"We talked about the anti-intellectualism in this country and how nice it would be if we could get kids to put books in the fronts of their minds," Bol recalled. "Their usual conversation is, 'How are you?' 'Fine.' It's meaningless talk. How cool if 'whatcha' readin'?' could be the new 'hello.' "
He's already implementing the plan with buttons and stickers that carry the motto. He wants to see the slogan on backpacks, bikes or anywhere young people will see it. And he's hoping to get celebrities to use the phrase.
For Bol, there is no end to possible directions for Little Free Library.
For instance, he's in talks with the American Hiking Society to create phone apps to guide people on walking tours of Little Libraries.
His impact may continue to grow, too. Bol was filmed by Voice of America while he was in Washington, D.C., recently for a spot that will run in China.

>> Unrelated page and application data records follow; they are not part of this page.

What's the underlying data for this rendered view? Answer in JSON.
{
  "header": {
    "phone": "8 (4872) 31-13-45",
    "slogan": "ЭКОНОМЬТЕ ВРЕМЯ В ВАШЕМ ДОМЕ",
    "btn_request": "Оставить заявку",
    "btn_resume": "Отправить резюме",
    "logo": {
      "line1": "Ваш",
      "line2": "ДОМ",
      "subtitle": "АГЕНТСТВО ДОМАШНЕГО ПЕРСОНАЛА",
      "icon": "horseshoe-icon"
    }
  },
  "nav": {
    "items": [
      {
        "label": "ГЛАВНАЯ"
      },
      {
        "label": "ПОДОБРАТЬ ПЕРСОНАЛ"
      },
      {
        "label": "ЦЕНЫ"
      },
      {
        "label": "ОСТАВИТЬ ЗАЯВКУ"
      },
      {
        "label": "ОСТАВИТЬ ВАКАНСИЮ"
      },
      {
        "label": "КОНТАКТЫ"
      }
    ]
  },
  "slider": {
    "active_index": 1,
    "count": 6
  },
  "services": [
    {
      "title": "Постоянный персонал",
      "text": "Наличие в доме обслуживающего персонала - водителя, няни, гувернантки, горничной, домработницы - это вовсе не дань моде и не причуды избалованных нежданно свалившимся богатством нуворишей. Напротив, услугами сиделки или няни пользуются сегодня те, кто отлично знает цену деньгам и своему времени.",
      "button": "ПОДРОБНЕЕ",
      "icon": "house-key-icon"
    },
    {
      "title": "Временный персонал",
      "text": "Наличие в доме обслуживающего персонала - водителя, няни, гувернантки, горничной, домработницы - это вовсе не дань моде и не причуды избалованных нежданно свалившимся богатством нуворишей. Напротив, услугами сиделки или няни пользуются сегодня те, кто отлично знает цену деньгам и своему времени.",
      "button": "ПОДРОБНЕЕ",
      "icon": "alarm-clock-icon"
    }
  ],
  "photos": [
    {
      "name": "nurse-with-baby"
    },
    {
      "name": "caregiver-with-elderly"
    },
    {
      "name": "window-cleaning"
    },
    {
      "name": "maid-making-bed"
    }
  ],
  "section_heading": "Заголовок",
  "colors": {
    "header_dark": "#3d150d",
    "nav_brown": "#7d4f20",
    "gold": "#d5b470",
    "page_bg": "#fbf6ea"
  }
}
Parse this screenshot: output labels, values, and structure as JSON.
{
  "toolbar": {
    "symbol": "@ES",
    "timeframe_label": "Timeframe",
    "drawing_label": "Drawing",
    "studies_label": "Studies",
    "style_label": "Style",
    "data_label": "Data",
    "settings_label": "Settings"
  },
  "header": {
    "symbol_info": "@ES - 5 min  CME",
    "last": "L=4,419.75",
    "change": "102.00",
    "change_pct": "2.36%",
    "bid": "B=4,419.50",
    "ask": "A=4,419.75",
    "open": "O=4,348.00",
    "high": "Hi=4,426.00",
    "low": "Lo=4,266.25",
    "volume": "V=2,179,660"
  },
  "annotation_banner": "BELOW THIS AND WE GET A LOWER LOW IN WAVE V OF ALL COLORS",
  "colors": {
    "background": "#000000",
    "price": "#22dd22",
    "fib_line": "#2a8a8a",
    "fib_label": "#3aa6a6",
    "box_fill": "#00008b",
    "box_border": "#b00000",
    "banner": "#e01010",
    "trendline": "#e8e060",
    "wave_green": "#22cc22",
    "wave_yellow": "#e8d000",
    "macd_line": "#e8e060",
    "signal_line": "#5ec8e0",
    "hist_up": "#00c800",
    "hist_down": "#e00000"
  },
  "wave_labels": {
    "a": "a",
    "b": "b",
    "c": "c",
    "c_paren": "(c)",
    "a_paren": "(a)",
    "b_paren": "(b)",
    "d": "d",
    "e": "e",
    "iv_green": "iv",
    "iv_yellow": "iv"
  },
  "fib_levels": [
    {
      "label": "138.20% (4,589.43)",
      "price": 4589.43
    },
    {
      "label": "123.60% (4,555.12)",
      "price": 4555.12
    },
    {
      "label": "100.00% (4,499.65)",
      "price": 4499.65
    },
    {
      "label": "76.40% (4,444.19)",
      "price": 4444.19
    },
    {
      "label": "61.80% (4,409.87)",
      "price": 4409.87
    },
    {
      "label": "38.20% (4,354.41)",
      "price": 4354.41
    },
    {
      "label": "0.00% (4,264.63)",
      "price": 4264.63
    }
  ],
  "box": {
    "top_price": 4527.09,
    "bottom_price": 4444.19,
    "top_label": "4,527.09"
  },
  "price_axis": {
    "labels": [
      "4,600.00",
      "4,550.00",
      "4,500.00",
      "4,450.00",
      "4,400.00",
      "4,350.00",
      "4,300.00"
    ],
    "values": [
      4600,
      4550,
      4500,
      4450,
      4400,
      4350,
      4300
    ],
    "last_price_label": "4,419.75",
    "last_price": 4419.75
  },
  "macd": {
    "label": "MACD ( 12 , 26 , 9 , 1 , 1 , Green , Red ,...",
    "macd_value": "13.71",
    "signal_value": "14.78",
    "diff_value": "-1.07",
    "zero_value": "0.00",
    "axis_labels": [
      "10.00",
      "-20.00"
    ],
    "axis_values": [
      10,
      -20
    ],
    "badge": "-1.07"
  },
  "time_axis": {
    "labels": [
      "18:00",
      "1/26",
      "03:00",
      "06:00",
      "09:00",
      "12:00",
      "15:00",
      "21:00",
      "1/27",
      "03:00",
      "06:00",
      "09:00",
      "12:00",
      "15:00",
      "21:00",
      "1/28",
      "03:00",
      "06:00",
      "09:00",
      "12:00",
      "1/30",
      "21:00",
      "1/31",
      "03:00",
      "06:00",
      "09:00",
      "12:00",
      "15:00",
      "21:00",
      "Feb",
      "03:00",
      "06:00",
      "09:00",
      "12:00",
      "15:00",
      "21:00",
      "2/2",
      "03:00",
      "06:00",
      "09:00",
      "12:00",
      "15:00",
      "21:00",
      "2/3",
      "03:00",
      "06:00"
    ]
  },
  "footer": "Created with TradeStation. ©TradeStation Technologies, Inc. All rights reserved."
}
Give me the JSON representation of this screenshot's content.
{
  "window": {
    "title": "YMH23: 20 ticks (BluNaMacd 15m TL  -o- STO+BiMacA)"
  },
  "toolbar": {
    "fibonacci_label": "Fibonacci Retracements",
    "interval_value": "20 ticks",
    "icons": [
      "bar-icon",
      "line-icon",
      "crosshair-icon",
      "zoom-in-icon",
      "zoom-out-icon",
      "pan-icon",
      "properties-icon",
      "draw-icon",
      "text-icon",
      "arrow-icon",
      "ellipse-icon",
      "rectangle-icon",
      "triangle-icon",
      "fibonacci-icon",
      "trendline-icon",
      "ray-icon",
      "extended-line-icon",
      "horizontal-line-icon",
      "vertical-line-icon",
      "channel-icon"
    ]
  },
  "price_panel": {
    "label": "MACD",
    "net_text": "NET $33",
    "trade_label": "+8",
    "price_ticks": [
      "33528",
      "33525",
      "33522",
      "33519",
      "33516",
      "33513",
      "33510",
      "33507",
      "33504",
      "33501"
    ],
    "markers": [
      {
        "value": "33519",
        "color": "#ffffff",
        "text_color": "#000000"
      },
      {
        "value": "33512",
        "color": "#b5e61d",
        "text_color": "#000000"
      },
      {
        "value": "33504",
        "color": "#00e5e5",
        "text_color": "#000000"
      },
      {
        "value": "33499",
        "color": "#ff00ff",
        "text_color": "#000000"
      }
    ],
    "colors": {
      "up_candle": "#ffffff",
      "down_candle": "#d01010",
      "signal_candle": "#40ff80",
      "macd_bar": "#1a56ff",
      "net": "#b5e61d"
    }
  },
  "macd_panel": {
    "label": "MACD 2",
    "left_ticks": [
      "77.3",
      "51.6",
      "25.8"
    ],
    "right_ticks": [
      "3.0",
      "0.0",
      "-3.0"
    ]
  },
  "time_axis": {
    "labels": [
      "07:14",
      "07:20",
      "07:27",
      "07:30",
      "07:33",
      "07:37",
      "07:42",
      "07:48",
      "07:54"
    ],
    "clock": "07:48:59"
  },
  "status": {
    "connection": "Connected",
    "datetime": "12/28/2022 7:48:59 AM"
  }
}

As Bol finished a tour recently of Little Free Library headquarters, he tapped a thin wall and said, "We've already expanded this building three times. We just keep growing."
NEW BOOK INCLUDES BUILDING PLANS
Even as about 36 million books were exchanged last year as part of the Little Free Library program, there never has been a single book about the organization.
"The Little Free Library Book," a 200-page hardcover published by Minneapolis-based Coffee House Press and written by Twin Cities author Margret Aldrich, explains the history and the philosophy of LFL creator Todd Bol, stories of stewards around the world, tips for starting and curating a Little Library, building plans and 350 color photos of the most creative libraries.
The book will be previewed at today's Big Little Party, but the official launch will be at 7 p.m. April 23 at Magers & Quinn, 3038 Hennepin Ave. S., Minneapolis. The event is free and open to the public.
Coffee House Press, a literary publisher with a national reputation, is a Little Free Library partner that has donated more than 10,000 of its books to be placed in Little Libraries. When LFL won the National Book Foundation's 2013 Innovations in Reading Prize, Coffee House celebrated by donating another $18,583 worth of books.
Aldrich interviewed more than 70 Little Library stewards in the U.S. and other countries.
"Everyone was so enthusiastic. They believe in Little Libraries and the good they are doing" she said. "For every story I put in, there were 10 more I wanted to add."
As Aldrich worked on the book she tried to figure out what it is about a simple box of books that makes people connect.
Besides building community, putting books in people's everyday paths, and designing and caring for libraries with no rules, Aldrich thinks Little Libraries slow us down in a world that goes so quickly.
"We've reached an era where Google, Amazon, Netflix calculate exactly what we should be reading and watching," she says. "It's a real pleasure to open a Little Free Library and not know what's going to be inside."